“Are you ok?” I said. He nodded, though clearly he wasn’t. I patted him on the shoulder. “We’re nearly there. We’ll get you some help soon.”
The train made its final upward push into the station at the top of the mountain, easing against the platform with a loud burst of air from the brakes. The doors opened, and a pre-recorded announcement came on telling us to mind our step. The train company employees in their neat uniforms couldn’t believe what they were seeing as the train disgorged its passengers, most of them stained with vomit in some way, some of them being physically supported by their companions, limping, dazed, like the survivors of a disaster. When it was our turn to leave, I helped the backpacker to his feet, and carried his rucksack to the platform, holding it out to one side to avoid getting any more regurgitated stomach contents onto my clothes. I guided him to a bench set against the wall of the ticket office. A couple of train company employees looked into the train through the doors, then started backwards, repelled by the smell. The line of people waiting behind a rope to board the train for the descent began to ask impatient questions of the uniformed personnel. I turned to the back-packer one last time.
“I need to clean up,” I said, waving at my shoes. “Can I get you a glass of water or something?”
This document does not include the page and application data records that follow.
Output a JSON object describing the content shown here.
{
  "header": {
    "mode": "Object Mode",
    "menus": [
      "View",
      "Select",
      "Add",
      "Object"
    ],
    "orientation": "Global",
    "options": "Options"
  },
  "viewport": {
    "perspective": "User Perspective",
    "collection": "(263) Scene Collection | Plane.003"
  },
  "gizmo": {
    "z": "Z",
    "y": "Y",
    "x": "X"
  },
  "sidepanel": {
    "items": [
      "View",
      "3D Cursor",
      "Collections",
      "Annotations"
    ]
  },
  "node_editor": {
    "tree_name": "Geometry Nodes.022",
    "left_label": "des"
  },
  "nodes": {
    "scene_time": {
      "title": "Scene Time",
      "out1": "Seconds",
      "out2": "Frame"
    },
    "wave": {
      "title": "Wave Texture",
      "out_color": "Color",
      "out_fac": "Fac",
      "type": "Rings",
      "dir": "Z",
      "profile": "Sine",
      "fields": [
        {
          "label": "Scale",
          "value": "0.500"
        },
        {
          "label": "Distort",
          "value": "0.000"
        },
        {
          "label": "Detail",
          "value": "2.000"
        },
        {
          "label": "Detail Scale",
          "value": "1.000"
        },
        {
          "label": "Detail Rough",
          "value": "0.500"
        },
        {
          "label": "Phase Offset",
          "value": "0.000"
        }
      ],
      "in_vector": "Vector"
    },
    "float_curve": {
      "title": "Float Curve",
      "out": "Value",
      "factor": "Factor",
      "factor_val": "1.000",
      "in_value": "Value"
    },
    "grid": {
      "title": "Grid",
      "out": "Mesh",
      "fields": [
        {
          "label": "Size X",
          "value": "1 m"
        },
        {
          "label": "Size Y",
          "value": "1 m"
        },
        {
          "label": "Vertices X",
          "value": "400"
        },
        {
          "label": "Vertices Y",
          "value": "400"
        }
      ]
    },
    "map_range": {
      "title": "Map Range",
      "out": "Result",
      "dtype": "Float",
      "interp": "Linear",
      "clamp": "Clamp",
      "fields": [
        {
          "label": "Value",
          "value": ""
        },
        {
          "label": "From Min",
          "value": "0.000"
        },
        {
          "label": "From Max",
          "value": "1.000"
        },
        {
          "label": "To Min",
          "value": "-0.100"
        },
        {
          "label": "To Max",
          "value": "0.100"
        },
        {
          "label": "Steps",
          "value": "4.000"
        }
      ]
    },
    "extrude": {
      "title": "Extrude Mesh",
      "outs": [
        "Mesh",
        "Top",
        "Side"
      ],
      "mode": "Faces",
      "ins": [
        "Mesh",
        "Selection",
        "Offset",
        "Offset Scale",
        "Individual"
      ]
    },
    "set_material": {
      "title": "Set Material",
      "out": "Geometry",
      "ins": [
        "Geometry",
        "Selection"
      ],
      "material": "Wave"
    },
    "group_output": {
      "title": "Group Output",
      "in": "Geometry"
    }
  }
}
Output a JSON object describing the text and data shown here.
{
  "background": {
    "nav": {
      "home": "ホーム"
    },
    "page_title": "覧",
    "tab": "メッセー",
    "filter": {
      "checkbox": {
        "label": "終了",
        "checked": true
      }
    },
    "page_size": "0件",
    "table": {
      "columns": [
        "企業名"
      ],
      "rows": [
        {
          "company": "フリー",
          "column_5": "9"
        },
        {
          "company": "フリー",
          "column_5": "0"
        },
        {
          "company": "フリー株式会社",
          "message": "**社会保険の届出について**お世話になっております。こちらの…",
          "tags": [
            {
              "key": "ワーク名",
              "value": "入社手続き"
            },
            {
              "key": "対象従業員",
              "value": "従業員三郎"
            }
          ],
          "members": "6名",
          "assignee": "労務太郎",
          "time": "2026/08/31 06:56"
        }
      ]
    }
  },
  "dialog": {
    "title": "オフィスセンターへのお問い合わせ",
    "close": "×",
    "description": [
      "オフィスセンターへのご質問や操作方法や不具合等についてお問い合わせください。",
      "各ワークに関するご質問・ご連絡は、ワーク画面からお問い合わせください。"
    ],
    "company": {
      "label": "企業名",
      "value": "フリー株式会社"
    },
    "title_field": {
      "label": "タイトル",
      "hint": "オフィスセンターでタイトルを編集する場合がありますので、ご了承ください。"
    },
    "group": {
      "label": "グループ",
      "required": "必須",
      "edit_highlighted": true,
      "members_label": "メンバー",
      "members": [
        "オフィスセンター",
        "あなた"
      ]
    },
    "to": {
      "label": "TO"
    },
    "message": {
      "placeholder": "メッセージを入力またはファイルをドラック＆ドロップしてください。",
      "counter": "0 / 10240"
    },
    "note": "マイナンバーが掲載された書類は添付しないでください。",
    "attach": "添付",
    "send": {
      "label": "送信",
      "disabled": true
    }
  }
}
He was leaning forward with his elbows on his knees, breathing deeply. He shook his head, and said: “No. Thank you.”
Out on the mountainside, someone was welcoming the new batch of tourists by blasting away on an Alpine horn. I started walking towards the men’s room, slipping my hands into my pockets to protect them from the cold mountaintop air. I felt the little lion on a keychain that I had bought a day earlier, and rubbed it between the tips of my fingers, hoping that it would bring me better luck on the train journey back down to Lucerne.